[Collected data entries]
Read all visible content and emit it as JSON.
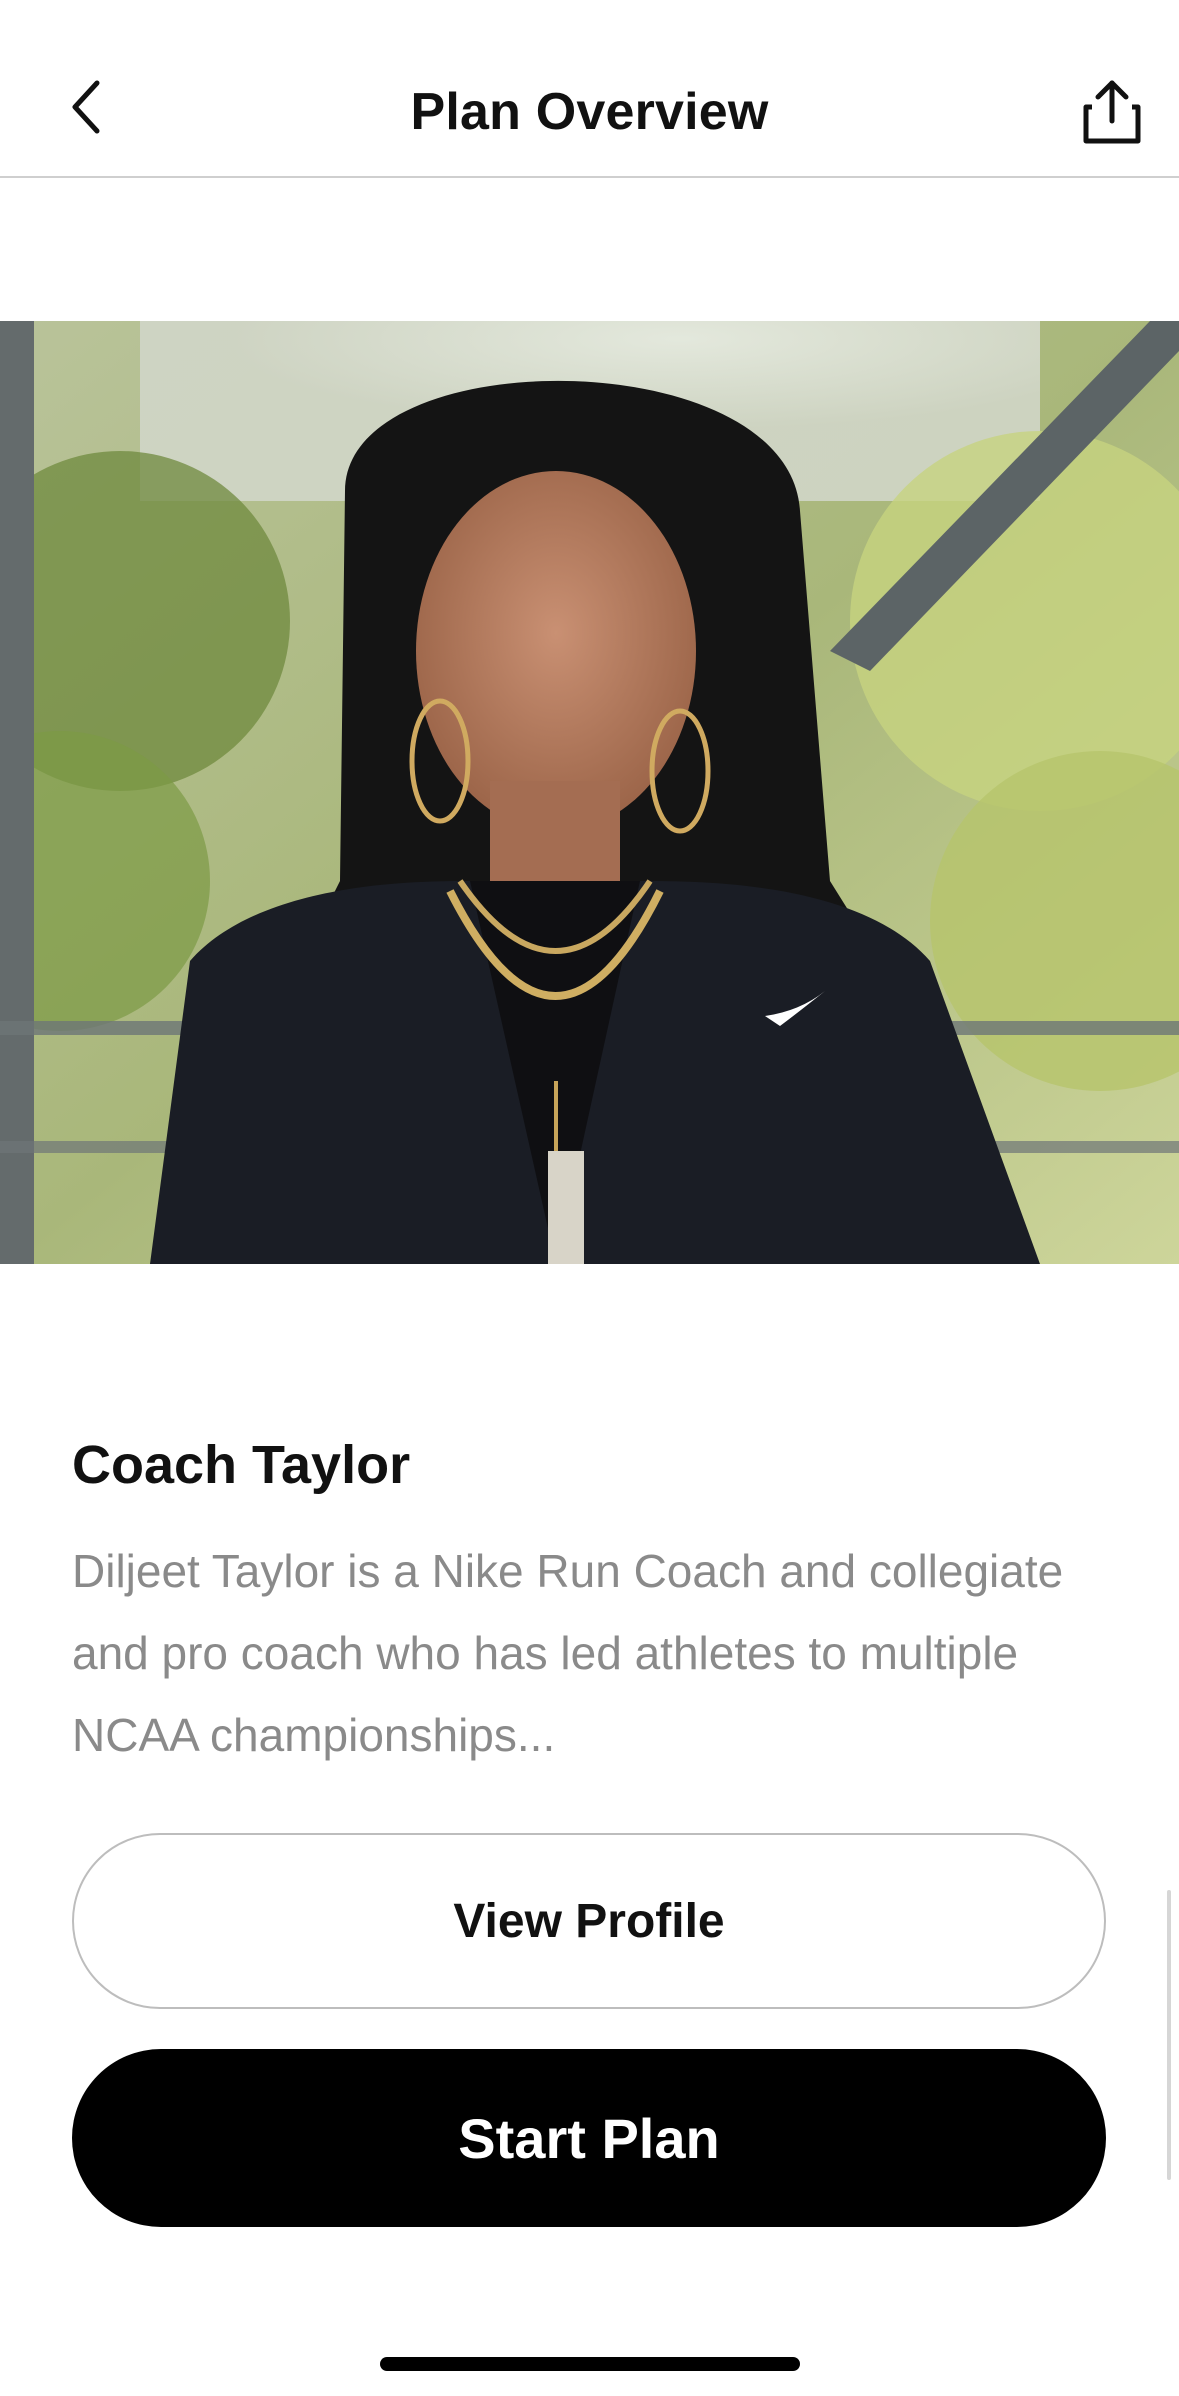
{
  "header": {
    "title": "Plan Overview",
    "back_icon": "chevron-left-icon",
    "share_icon": "share-icon"
  },
  "hero": {
    "image": "coach-portrait-photo",
    "description_note": "photo of coach in dark jacket outdoors"
  },
  "coach": {
    "name": "Coach Taylor",
    "bio": "Diljeet Taylor is a Nike Run Coach and collegiate and pro coach who has led athletes to multiple NCAA championships..."
  },
  "buttons": {
    "view_profile": "View Profile",
    "start_plan": "Start Plan"
  },
  "colors": {
    "primary": "#000000",
    "muted_text": "#8a8a8a",
    "outline": "#bdbdbd"
  }
}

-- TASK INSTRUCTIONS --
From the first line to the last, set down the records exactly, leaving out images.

-- SOLUTION TO THIS PROBLEM --
Read all visible content and emit it as JSON.
{
  "header": {
    "title": "Plan Overview",
    "back_icon": "chevron-left-icon",
    "share_icon": "share-icon"
  },
  "hero": {
    "image": "coach-portrait-photo",
    "description_note": "photo of coach in dark jacket outdoors"
  },
  "coach": {
    "name": "Coach Taylor",
    "bio": "Diljeet Taylor is a Nike Run Coach and collegiate and pro coach who has led athletes to multiple NCAA championships..."
  },
  "buttons": {
    "view_profile": "View Profile",
    "start_plan": "Start Plan"
  },
  "colors": {
    "primary": "#000000",
    "muted_text": "#8a8a8a",
    "outline": "#bdbdbd"
  }
}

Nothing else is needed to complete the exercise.